Besides that, the heavy workload is driving PhD students away from their research. “The time management of working in the education sector is always going to be tricky, ” said Henry. “That’s not something that can change overnight but that has a big impact when you’re expected to keep all the plates spinning.”
Teaching a module of 70 students, Henry had to mark their essays in two weeks. It took him around 45 minutes marking an essay, but the time could be longer if reflection and moderation were taken into account. He said he couldn’t do any research work while marking students, as the process must be done in a short time according to the contract.
“All these different part-time jobs are coming together to build something completely precarious. You know, it’s a house of cards in itself, ” said Henry. “If they would all fall through at the same time, I would be utterly incapable of continuing (PhD study).”
Teaching staff holding full-time contracts are working extra hours as well.
“The amount of forms we have to fill out on top of our normal work has mushroomed in the last 10 years. We have to do more paperwork because universities want to get higher in the league tables,” said Andy Williams.
Along with heaps of administrative paperwork, Mr Williams has to tackle the doubled class size.
Two in five 18-year-olds in the UK along with record numbers of international students applied for places to study at university this year according to The Guardian‘s report. UK universities are accused of its marketized education, recruiting more students rather than lecturers, lifting tuition fees but running the live stream to teach students. The lecture halls are overspilled in prestigious universities, which means the lecturers have to work overtime to guarantee the learning outcome of students.
“I have to work a lot of evenings, have to work a lot of weekends. I don’t have that time where I’m not being paid to spend with my family, to have a private life. This is just wrong,” said Mr Williams.
He added that the strike might continue for more waves if Vice-Chancellors don’t give an offer, which will have a disruptive impact on students.

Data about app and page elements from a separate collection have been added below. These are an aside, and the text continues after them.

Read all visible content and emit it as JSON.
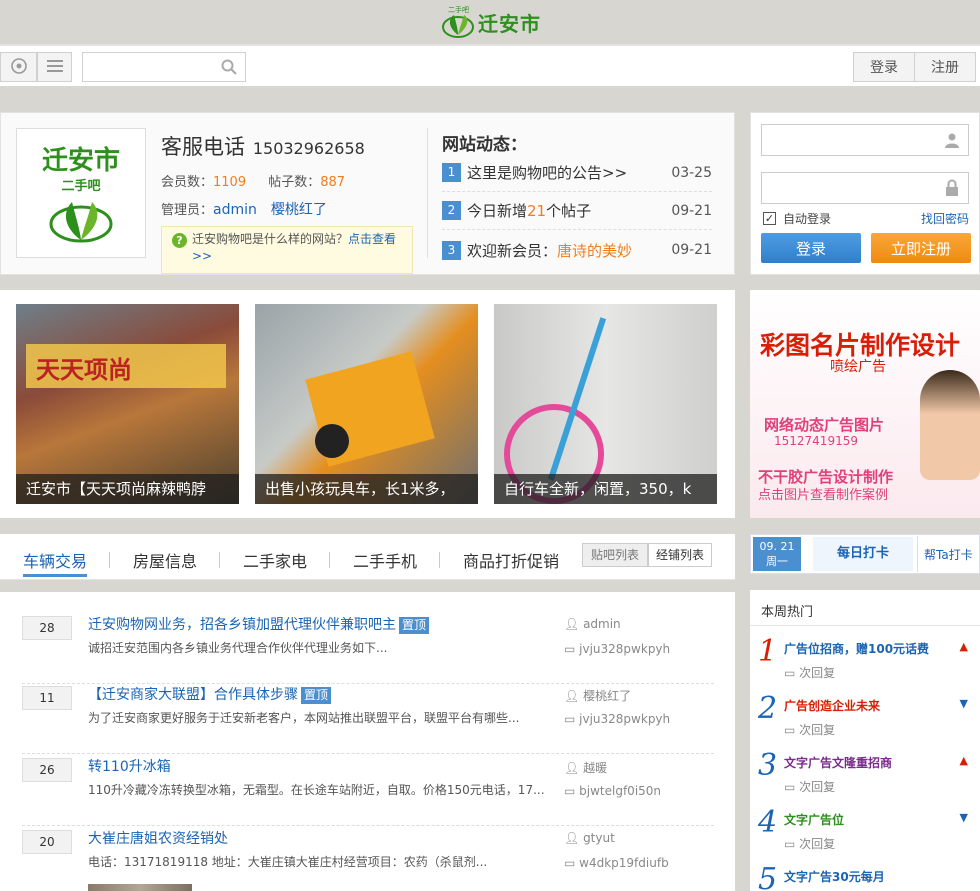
{
  "logo": {
    "brand": "迁安市",
    "tiny": "二手吧"
  },
  "nav": {
    "login": "登录",
    "register": "注册",
    "search_placeholder": ""
  },
  "info": {
    "phone_label": "客服电话",
    "phone": "15032962658",
    "members_label": "会员数：",
    "members": "1109",
    "posts_label": "帖子数：",
    "posts": "887",
    "admin_label": "管理员：",
    "admins": [
      "admin",
      "樱桃红了"
    ],
    "tip_text": "迁安购物吧是什么样的网站？",
    "tip_link": "点击查看>>",
    "logo_title": "迁安市",
    "logo_sub": "二手吧"
  },
  "news": {
    "title": "网站动态：",
    "items": [
      {
        "num": "1",
        "text": "这里是购物吧的公告>>",
        "date": "03-25"
      },
      {
        "num": "2",
        "pre": "今日新增",
        "count": "21",
        "post": "个帖子",
        "date": "09-21"
      },
      {
        "num": "3",
        "pre": "欢迎新会员：",
        "name": "唐诗的美妙",
        "date": "09-21"
      }
    ]
  },
  "login": {
    "auto_login": "自动登录",
    "find_password": "找回密码",
    "login_btn": "登录",
    "register_btn": "立即注册"
  },
  "photos": [
    {
      "caption": "迁安市【天天项尚麻辣鸭脖"
    },
    {
      "caption": "出售小孩玩具车，长1米多，"
    },
    {
      "caption": "自行车全新，闲置，350，k"
    }
  ],
  "ad": {
    "title": "彩图名片制作设计",
    "sub": "喷绘广告",
    "line1": "网络动态广告图片",
    "phone": "15127419159",
    "line2": "不干胶广告设计制作",
    "line3": "点击图片查看制作案例"
  },
  "tabs": {
    "items": [
      "车辆交易",
      "房屋信息",
      "二手家电",
      "二手手机",
      "商品打折促销"
    ],
    "active": "车辆交易",
    "view_post": "贴吧列表",
    "view_shop": "经铺列表"
  },
  "calendar": {
    "date": "09. 21",
    "weekday": "周一",
    "checkin": "每日打卡",
    "help": "帮Ta打卡"
  },
  "threads": [
    {
      "count": "28",
      "title": "迁安购物网业务，招各乡镇加盟代理伙伴兼职吧主",
      "top": "置顶",
      "summary": "诚招迁安范围内各乡镇业务代理合作伙伴代理业务如下...",
      "author": "admin",
      "last": "jvju328pwkpyh"
    },
    {
      "count": "11",
      "title": "【迁安商家大联盟】合作具体步骤",
      "top": "置顶",
      "summary": "为了迁安商家更好服务于迁安新老客户，本网站推出联盟平台，联盟平台有哪些...",
      "author": "樱桃红了",
      "last": "jvju328pwkpyh"
    },
    {
      "count": "26",
      "title": "转110升冰箱",
      "top": "",
      "summary": "110升冷藏冷冻转换型冰箱，无霜型。在长途车站附近，自取。价格150元电话，17...",
      "author": "越暖",
      "last": "bjwtelgf0i50n"
    },
    {
      "count": "20",
      "title": "大崔庄唐姐农资经销处",
      "top": "",
      "summary": "电话：13171819118 地址：大崔庄镇大崔庄村经营项目：农药（杀鼠剂...",
      "author": "gtyut",
      "last": "w4dkp19fdiufb"
    }
  ],
  "hot": {
    "title": "本周热门",
    "items": [
      {
        "n": "1",
        "title": "广告位招商，赠100元话费",
        "color": "#1b64b4",
        "reply": "次回复",
        "dir": "up"
      },
      {
        "n": "2",
        "title": "广告创造企业未来",
        "color": "#d81e06",
        "reply": "次回复",
        "dir": "down"
      },
      {
        "n": "3",
        "title": "文字广告文隆重招商",
        "color": "#7a2b8c",
        "reply": "次回复",
        "dir": "up"
      },
      {
        "n": "4",
        "title": "文字广告位",
        "color": "#2d8f1c",
        "reply": "次回复",
        "dir": "down"
      },
      {
        "n": "5",
        "title": "文字广告30元每月",
        "color": "#1b64b4",
        "reply": "",
        "dir": ""
      }
    ]
  },
  "colors": {
    "accent": "#4a8fcf",
    "orange": "#f07d1e",
    "green": "#2d8f1c"
  }
}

A leaked email from Cardiff University Students’ Union (SU) president Jackie Yip suggests that some student would not able to graduate due to the strike action, but doesn’t tell the scale. Responding to Gair Rhydd, a Cardiff student-run newspaper, Jackie Yip said that SU is lobbying to bring an end to the strike with a good result for all parties involved.
James Wallice, a second-year undergraduate at Cardiff University, set up a petition calling for SU to hold an extraordinary general meeting (EGM) to address the strike action.
“Because of strike action, students aren’t receiving the number of contact hours, and therefore they’re not being given the knowledge they need to graduate. I think that’s very poor,” said he.
James said his housemates have already gone home as they found out that there would only be one lecture for the entire week.
“I’ll be putting forward a motion of the EGM that sees the university to protect the interest of every student,” said James. “In this way, the pressure will be put on the university and UCU will ensure that an amicable agreement can be fleshed out quickly. And that’s the key. I want to end the strike action as soon as possible.”
Versus the opposition party, students supporting the strike action said they want a better education sector not only for themselves but for the next generation.
Henry has worked as a bartender for eight years. He said he has seen PhD students who are unable to carry on because of the precarity of working status. “You made that decision and you’re thinking about it every month. Is this worth? Is this viable? Do I have to grit my teeth and get back into the service industry?” He said the sector should be changed to make teaching job more stable.
Jason said he doesn’t want the marketization of universities to evolve. “I might have children one day to go to a university, and I want them to be able to experience a good quality of education. I don’t want them to be seen as customers where essentially they’re turned over in three years.”